Interface dataset entries ▸
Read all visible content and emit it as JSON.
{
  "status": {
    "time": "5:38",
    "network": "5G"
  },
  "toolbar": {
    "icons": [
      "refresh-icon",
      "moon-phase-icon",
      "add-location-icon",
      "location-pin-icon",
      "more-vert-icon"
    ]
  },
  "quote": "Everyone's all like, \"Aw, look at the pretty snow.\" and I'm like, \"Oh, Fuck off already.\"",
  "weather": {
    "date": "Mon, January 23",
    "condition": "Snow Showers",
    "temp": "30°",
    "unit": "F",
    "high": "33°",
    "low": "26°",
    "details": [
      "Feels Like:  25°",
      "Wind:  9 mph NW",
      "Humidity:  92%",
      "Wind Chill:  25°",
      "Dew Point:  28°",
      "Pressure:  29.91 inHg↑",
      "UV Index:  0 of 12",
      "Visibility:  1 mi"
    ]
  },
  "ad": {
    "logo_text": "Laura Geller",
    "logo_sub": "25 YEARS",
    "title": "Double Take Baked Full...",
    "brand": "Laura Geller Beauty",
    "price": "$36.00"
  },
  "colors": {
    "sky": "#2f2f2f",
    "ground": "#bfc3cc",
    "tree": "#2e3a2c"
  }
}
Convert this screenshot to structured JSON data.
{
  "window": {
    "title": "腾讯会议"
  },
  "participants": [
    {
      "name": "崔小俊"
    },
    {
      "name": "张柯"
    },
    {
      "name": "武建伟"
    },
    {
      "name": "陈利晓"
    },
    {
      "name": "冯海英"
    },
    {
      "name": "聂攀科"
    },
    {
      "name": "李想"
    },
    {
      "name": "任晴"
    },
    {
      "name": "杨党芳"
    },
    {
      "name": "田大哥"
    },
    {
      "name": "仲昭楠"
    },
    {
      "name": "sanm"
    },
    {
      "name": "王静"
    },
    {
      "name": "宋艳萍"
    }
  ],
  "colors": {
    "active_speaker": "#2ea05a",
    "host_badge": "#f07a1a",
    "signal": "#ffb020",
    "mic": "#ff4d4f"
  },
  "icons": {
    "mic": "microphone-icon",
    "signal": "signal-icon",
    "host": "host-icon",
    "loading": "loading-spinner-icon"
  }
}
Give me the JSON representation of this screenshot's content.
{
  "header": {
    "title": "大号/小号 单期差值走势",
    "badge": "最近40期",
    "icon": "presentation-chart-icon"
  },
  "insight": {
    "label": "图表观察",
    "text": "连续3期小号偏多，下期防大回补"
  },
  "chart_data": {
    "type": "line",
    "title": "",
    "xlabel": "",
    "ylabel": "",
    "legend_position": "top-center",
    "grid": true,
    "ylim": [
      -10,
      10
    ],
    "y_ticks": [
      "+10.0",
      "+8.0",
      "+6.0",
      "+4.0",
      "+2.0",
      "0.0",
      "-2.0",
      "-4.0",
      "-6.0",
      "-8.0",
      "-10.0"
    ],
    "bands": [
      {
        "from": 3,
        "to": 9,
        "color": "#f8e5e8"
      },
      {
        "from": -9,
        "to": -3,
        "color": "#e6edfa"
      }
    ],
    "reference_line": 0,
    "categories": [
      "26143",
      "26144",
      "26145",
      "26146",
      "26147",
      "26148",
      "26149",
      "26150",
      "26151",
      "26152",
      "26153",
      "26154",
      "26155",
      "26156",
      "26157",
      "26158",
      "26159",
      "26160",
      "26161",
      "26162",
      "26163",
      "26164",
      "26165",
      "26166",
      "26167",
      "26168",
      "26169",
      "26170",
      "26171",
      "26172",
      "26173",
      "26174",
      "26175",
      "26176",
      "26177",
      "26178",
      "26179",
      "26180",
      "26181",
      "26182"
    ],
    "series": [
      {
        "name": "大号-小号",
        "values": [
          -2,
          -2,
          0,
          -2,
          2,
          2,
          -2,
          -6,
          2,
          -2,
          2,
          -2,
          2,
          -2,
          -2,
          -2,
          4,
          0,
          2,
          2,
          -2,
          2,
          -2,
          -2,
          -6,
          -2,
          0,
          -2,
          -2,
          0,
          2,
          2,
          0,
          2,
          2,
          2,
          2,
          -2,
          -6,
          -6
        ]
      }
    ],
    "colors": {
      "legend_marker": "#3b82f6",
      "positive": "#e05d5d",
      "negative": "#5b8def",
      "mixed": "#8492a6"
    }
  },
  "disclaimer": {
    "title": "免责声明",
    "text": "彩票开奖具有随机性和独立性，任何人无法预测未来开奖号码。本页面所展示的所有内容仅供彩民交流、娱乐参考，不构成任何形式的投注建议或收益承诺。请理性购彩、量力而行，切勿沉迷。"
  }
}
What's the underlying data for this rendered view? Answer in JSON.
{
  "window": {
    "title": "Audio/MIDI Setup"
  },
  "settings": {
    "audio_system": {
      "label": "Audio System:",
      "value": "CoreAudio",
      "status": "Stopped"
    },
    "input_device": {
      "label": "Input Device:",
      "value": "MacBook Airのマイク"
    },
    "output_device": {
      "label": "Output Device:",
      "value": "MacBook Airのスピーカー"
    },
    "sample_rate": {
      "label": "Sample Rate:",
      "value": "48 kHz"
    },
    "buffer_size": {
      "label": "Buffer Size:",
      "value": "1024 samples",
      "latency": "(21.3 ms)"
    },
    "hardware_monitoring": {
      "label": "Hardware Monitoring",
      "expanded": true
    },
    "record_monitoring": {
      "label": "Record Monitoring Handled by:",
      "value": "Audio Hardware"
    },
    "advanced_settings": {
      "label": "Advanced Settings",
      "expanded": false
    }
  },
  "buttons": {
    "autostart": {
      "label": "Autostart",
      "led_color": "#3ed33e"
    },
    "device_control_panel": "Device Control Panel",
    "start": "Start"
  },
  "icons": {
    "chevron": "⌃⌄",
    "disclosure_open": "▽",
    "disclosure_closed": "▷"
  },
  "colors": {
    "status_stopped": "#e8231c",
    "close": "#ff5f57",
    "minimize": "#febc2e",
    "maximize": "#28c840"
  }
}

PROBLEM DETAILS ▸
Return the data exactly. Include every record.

REPLY ▸
Read all visible content and emit it as JSON.
{
  "status": {
    "time": "5:38",
    "network": "5G"
  },
  "toolbar": {
    "icons": [
      "refresh-icon",
      "moon-phase-icon",
      "add-location-icon",
      "location-pin-icon",
      "more-vert-icon"
    ]
  },
  "quote": "Everyone's all like, \"Aw, look at the pretty snow.\" and I'm like, \"Oh, Fuck off already.\"",
  "weather": {
    "date": "Mon, January 23",
    "condition": "Snow Showers",
    "temp": "30°",
    "unit": "F",
    "high": "33°",
    "low": "26°",
    "details": [
      "Feels Like:  25°",
      "Wind:  9 mph NW",
      "Humidity:  92%",
      "Wind Chill:  25°",
      "Dew Point:  28°",
      "Pressure:  29.91 inHg↑",
      "UV Index:  0 of 12",
      "Visibility:  1 mi"
    ]
  },
  "ad": {
    "logo_text": "Laura Geller",
    "logo_sub": "25 YEARS",
    "title": "Double Take Baked Full...",
    "brand": "Laura Geller Beauty",
    "price": "$36.00"
  },
  "colors": {
    "sky": "#2f2f2f",
    "ground": "#bfc3cc",
    "tree": "#2e3a2c"
  }
}
Convert this screenshot to structured JSON data.
{
  "window": {
    "title": "腾讯会议"
  },
  "participants": [
    {
      "name": "崔小俊"
    },
    {
      "name": "张柯"
    },
    {
      "name": "武建伟"
    },
    {
      "name": "陈利晓"
    },
    {
      "name": "冯海英"
    },
    {
      "name": "聂攀科"
    },
    {
      "name": "李想"
    },
    {
      "name": "任晴"
    },
    {
      "name": "杨党芳"
    },
    {
      "name": "田大哥"
    },
    {
      "name": "仲昭楠"
    },
    {
      "name": "sanm"
    },
    {
      "name": "王静"
    },
    {
      "name": "宋艳萍"
    }
  ],
  "colors": {
    "active_speaker": "#2ea05a",
    "host_badge": "#f07a1a",
    "signal": "#ffb020",
    "mic": "#ff4d4f"
  },
  "icons": {
    "mic": "microphone-icon",
    "signal": "signal-icon",
    "host": "host-icon",
    "loading": "loading-spinner-icon"
  }
}
Give me the JSON representation of this screenshot's content.
{
  "header": {
    "title": "大号/小号 单期差值走势",
    "badge": "最近40期",
    "icon": "presentation-chart-icon"
  },
  "insight": {
    "label": "图表观察",
    "text": "连续3期小号偏多，下期防大回补"
  },
  "chart_data": {
    "type": "line",
    "title": "",
    "xlabel": "",
    "ylabel": "",
    "legend_position": "top-center",
    "grid": true,
    "ylim": [
      -10,
      10
    ],
    "y_ticks": [
      "+10.0",
      "+8.0",
      "+6.0",
      "+4.0",
      "+2.0",
      "0.0",
      "-2.0",
      "-4.0",
      "-6.0",
      "-8.0",
      "-10.0"
    ],
    "bands": [
      {
        "from": 3,
        "to": 9,
        "color": "#f8e5e8"
      },
      {
        "from": -9,
        "to": -3,
        "color": "#e6edfa"
      }
    ],
    "reference_line": 0,
    "categories": [
      "26143",
      "26144",
      "26145",
      "26146",
      "26147",
      "26148",
      "26149",
      "26150",
      "26151",
      "26152",
      "26153",
      "26154",
      "26155",
      "26156",
      "26157",
      "26158",
      "26159",
      "26160",
      "26161",
      "26162",
      "26163",
      "26164",
      "26165",
      "26166",
      "26167",
      "26168",
      "26169",
      "26170",
      "26171",
      "26172",
      "26173",
      "26174",
      "26175",
      "26176",
      "26177",
      "26178",
      "26179",
      "26180",
      "26181",
      "26182"
    ],
    "series": [
      {
        "name": "大号-小号",
        "values": [
          -2,
          -2,
          0,
          -2,
          2,
          2,
          -2,
          -6,
          2,
          -2,
          2,
          -2,
          2,
          -2,
          -2,
          -2,
          4,
          0,
          2,
          2,
          -2,
          2,
          -2,
          -2,
          -6,
          -2,
          0,
          -2,
          -2,
          0,
          2,
          2,
          0,
          2,
          2,
          2,
          2,
          -2,
          -6,
          -6
        ]
      }
    ],
    "colors": {
      "legend_marker": "#3b82f6",
      "positive": "#e05d5d",
      "negative": "#5b8def",
      "mixed": "#8492a6"
    }
  },
  "disclaimer": {
    "title": "免责声明",
    "text": "彩票开奖具有随机性和独立性，任何人无法预测未来开奖号码。本页面所展示的所有内容仅供彩民交流、娱乐参考，不构成任何形式的投注建议或收益承诺。请理性购彩、量力而行，切勿沉迷。"
  }
}
What's the underlying data for this rendered view? Answer in JSON.
{
  "window": {
    "title": "Audio/MIDI Setup"
  },
  "settings": {
    "audio_system": {
      "label": "Audio System:",
      "value": "CoreAudio",
      "status": "Stopped"
    },
    "input_device": {
      "label": "Input Device:",
      "value": "MacBook Airのマイク"
    },
    "output_device": {
      "label": "Output Device:",
      "value": "MacBook Airのスピーカー"
    },
    "sample_rate": {
      "label": "Sample Rate:",
      "value": "48 kHz"
    },
    "buffer_size": {
      "label": "Buffer Size:",
      "value": "1024 samples",
      "latency": "(21.3 ms)"
    },
    "hardware_monitoring": {
      "label": "Hardware Monitoring",
      "expanded": true
    },
    "record_monitoring": {
      "label": "Record Monitoring Handled by:",
      "value": "Audio Hardware"
    },
    "advanced_settings": {
      "label": "Advanced Settings",
      "expanded": false
    }
  },
  "buttons": {
    "autostart": {
      "label": "Autostart",
      "led_color": "#3ed33e"
    },
    "device_control_panel": "Device Control Panel",
    "start": "Start"
  },
  "icons": {
    "chevron": "⌃⌄",
    "disclosure_open": "▽",
    "disclosure_closed": "▷"
  },
  "colors": {
    "status_stopped": "#e8231c",
    "close": "#ff5f57",
    "minimize": "#febc2e",
    "maximize": "#28c840"
  }
}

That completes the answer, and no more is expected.